Dr. Benedetta Alleganzi, WHO Technical Lead for Infection Prevention and Control, said during a briefing Tuesday, that the agency has discussed and collaborated with many of the scientists who signed the letter.
Infectious disease epidemiologist Maria Van Kerkove, with WHO’s Health Emergencies Program, said many of the letter’s signatories are engineers, “which adds to growing knowledge about the importance of ventilation, which we feel is very important.”
“We have been talking about the possibility of airborne transmission and aerosol transmission as one of the modes of transmission of Covid-19, as well as droplet. We’ve looked at fomites. We’ve looked at fecal oral. We’ve looked at mother to child.
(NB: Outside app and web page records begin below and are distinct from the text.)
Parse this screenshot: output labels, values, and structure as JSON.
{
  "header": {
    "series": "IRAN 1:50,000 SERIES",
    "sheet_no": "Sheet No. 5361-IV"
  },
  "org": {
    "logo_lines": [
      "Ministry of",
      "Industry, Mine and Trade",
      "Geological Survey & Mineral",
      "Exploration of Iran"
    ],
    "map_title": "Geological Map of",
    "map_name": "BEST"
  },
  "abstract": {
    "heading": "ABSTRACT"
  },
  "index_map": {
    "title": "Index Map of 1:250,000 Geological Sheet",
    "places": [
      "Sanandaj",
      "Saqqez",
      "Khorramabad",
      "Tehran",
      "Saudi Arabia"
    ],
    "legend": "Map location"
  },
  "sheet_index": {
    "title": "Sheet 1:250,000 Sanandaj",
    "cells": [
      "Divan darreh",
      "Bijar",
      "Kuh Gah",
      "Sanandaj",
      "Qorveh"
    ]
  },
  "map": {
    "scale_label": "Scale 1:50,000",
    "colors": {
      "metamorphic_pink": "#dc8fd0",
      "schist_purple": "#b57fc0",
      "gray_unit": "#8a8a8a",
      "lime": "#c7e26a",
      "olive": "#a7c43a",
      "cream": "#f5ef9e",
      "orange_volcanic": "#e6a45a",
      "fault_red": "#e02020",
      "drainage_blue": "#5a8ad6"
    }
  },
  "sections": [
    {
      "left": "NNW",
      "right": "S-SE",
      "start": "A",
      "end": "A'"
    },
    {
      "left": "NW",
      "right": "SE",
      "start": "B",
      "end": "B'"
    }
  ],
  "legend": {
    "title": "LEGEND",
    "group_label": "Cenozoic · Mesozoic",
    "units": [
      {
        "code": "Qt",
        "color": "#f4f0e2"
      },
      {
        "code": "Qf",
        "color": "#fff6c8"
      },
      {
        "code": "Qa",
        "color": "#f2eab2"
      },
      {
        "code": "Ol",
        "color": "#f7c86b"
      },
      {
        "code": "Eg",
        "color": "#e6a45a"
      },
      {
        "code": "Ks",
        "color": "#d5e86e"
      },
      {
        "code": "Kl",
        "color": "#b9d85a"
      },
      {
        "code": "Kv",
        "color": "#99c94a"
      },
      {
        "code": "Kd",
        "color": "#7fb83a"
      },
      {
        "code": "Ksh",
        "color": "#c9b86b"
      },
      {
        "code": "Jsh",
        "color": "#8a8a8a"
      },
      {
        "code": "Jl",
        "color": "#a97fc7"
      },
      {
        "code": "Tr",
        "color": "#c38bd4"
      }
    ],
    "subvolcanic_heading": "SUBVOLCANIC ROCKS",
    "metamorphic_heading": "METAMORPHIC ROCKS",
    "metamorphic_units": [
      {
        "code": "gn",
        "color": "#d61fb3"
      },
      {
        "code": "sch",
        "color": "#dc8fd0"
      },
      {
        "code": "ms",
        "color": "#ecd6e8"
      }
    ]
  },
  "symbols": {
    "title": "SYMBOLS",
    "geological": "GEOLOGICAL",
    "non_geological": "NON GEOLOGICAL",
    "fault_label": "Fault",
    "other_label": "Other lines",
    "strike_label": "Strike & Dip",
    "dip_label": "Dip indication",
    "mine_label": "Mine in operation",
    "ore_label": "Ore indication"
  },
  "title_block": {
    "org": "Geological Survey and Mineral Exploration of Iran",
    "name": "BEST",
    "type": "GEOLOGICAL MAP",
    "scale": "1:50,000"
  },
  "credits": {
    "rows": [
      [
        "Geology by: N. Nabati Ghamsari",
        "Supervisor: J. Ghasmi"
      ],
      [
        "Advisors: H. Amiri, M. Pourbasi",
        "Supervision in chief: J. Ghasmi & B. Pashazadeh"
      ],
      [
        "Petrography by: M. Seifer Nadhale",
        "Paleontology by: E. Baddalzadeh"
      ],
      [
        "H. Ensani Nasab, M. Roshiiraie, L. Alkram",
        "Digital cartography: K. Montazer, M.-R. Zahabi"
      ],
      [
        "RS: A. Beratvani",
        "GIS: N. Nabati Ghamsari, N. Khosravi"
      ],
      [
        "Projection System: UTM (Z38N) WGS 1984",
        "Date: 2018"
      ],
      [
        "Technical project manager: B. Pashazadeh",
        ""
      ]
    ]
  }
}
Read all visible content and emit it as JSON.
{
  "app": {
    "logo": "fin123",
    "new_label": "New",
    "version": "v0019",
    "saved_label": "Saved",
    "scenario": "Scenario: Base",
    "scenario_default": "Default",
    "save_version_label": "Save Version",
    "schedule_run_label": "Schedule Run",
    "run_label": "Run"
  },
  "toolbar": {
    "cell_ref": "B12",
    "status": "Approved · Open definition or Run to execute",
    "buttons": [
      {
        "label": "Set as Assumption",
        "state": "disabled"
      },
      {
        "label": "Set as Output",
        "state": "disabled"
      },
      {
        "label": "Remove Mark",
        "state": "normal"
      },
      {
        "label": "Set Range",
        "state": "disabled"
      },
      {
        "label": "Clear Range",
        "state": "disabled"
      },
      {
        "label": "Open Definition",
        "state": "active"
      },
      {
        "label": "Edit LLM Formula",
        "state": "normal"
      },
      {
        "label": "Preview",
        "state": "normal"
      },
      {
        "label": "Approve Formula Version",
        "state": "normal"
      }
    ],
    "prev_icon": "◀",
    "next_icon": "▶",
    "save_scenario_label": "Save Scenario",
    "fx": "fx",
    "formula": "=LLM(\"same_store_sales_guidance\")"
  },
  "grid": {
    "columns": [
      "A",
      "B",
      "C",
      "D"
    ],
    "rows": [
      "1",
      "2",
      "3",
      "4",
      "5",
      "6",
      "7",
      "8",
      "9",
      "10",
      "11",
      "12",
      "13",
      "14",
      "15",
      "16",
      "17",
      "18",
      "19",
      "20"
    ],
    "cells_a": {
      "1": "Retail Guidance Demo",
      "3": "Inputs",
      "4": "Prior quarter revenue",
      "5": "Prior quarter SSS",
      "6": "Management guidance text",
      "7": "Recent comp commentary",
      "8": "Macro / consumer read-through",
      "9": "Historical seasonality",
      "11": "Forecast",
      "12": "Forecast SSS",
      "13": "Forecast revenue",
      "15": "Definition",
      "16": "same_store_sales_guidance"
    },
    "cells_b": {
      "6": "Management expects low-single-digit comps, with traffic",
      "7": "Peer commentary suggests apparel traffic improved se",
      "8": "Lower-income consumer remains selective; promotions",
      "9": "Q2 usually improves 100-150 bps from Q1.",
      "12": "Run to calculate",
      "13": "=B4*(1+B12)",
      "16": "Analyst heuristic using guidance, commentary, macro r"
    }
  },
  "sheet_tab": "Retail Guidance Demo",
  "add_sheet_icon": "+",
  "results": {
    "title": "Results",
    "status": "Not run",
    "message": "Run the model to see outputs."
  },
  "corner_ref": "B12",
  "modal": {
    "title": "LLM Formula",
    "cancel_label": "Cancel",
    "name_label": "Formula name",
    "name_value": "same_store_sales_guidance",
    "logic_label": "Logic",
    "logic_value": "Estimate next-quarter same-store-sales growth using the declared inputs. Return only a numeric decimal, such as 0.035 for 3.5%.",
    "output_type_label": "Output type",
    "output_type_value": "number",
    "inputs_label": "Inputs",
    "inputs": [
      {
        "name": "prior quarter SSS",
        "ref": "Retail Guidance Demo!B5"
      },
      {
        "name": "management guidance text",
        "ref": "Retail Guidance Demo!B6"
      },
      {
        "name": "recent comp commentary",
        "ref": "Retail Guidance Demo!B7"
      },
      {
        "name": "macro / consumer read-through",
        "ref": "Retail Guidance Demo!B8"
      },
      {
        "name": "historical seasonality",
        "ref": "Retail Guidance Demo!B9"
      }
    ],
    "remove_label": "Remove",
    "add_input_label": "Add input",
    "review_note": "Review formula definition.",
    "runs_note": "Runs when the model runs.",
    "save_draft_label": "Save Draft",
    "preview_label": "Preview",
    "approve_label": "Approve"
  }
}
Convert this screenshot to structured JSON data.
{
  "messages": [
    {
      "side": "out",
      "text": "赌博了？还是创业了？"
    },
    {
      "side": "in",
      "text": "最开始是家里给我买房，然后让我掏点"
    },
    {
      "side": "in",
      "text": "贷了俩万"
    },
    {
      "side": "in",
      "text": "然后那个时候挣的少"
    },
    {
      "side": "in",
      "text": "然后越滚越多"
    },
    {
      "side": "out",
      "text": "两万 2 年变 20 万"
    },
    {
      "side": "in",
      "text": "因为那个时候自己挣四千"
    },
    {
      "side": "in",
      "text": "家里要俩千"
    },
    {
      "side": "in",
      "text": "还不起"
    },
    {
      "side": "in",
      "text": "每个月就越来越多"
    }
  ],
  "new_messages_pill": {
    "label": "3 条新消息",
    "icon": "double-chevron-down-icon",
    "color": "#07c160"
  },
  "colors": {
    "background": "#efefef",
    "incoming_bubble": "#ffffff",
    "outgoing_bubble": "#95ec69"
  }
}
We’ve looked at animal to human, of course as well,” Van Kerkove said.
She said the agency is working on a scientific brief summarizing the current knowledge around transmission of the deadly virus, which should be available in the coming weeks.
Alleganzi emphasized more research is still needed on Covid-19 transmission.
“So, these are fields of research that are really growing and for which there is some evidence emerging but is not definitive,” she said.
“And therefore, the possibility of airborne transmission in public settings, especially in very specific conditions crowded, closed, poorly ventilated settings that have been described cannot be ruled out. However, the evidence needs to be gathered and interpreted.”